**WHAT THE TASK ASKS**
Check each line of the data below for the word "Intubation", then extract the ones that have it.

**SUPPLIED DATA**
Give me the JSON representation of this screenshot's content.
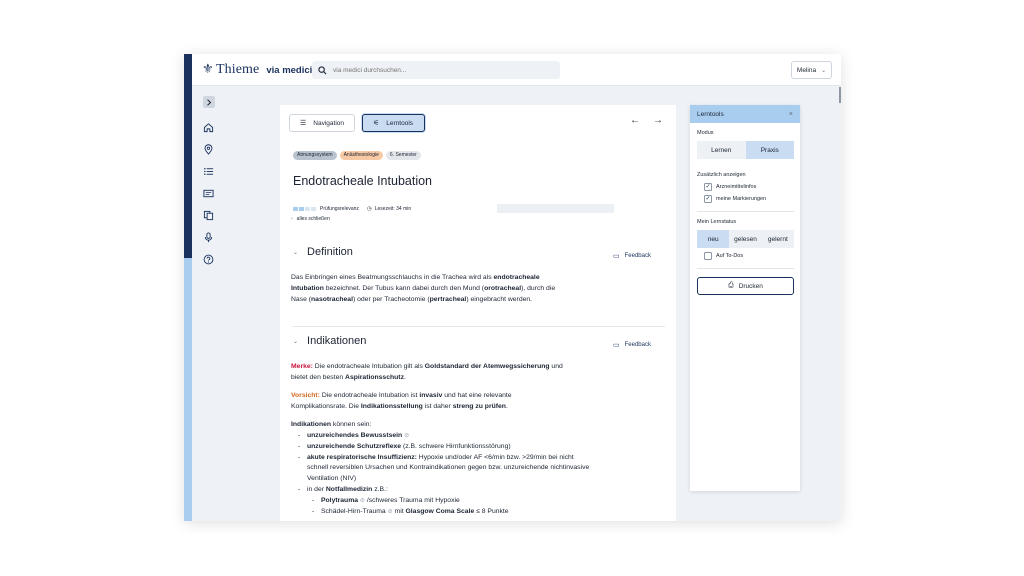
{
  "app": {
    "logo_text": "Thieme",
    "logo_sub": "via medici",
    "search_placeholder": "via medici durchsuchen...",
    "user_name": "Melina"
  },
  "toolbar": {
    "navigation_label": "Navigation",
    "lerntools_label": "Lerntools"
  },
  "article": {
    "tags": [
      "Atmungssystem",
      "Anästhesiologie",
      "6. Semester"
    ],
    "title": "Endotracheale Intubation",
    "relevance_label": "Prüfungsrelevanz",
    "reading_time": "Lesezeit: 34 min",
    "collapse_all": "alles schließen",
    "feedback_label": "Feedback",
    "sections": [
      {
        "title": "Definition",
        "paragraph": {
          "t1": "Das Einbringen eines Beatmungsschlauchs in die Trachea wird als ",
          "b1": "endotracheale Intubation",
          "t2": " bezeichnet. Der Tubus kann dabei durch den Mund (",
          "b2": "orotracheal",
          "t3": "), durch die Nase (",
          "b3": "nasotracheal",
          "t4": ") oder per Tracheotomie (",
          "b4": "pertracheal",
          "t5": ") eingebracht werden."
        }
      },
      {
        "title": "Indikationen",
        "merke": {
          "label": "Merke:",
          "t1": " Die endotracheale Intubation gilt als ",
          "b1": "Goldstandard der Atemwegssicherung",
          "t2": " und bietet den besten ",
          "b2": "Aspirationsschutz",
          "t3": "."
        },
        "vorsicht": {
          "label": "Vorsicht:",
          "t1": " Die endotracheale Intubation ist ",
          "b1": "invasiv",
          "t2": " und hat eine relevante Komplikationsrate. Die ",
          "b2": "Indikationsstellung",
          "t3": " ist daher ",
          "b3": "streng zu prüfen",
          "t4": "."
        },
        "list_intro_bold": "Indikationen",
        "list_intro_rest": " können sein:",
        "items": {
          "i1_b": "unzureichendes Bewusstsein",
          "i2_b": "unzureichende Schutzreflexe",
          "i2_t": " (z.B. schwere Hirnfunktionsstörung)",
          "i3_b": "akute respiratorische Insuffizienz:",
          "i3_t": " Hypoxie und/oder AF <6/min bzw. >29/min bei nicht schnell reversiblen Ursachen und Kontraindikationen gegen bzw. unzureichende nichtinvasive Ventilation (NIV)",
          "i4_t": "in der ",
          "i4_b": "Notfallmedizin",
          "i4_t2": " z.B.:",
          "s1_b": "Polytrauma",
          "s1_t": "/schweres Trauma mit Hypoxie",
          "s2_t": "Schädel-Hirn-Trauma",
          "s2_t2": " mit ",
          "s2_b": "Glasgow Coma Scale",
          "s2_t3": " ≤ 8 Punkte"
        }
      }
    ]
  },
  "panel": {
    "title": "Lerntools",
    "modus_label": "Modus",
    "modus_options": [
      "Lernen",
      "Praxis"
    ],
    "extra_label": "Zusätzlich anzeigen",
    "extra_options": [
      "Arzneimittelinfos",
      "meine Markierungen"
    ],
    "status_label": "Mein Lernstatus",
    "status_options": [
      "neu",
      "gelesen",
      "gelernt"
    ],
    "todo_label": "Auf To-Dos",
    "print_label": "Drucken"
  },
  "colors": {
    "brand": "#19315c",
    "accent": "#a9cdef",
    "merke": "#c8143c",
    "vorsicht": "#d2691e"
  }
}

**COMPLETED EXERCISE**
    "title": "Endotracheale Intubation",
          "b1": "endotracheale Intubation",
          "t1": " Die endotracheale Intubation gilt als ",
          "t1": " Die endotracheale Intubation ist ",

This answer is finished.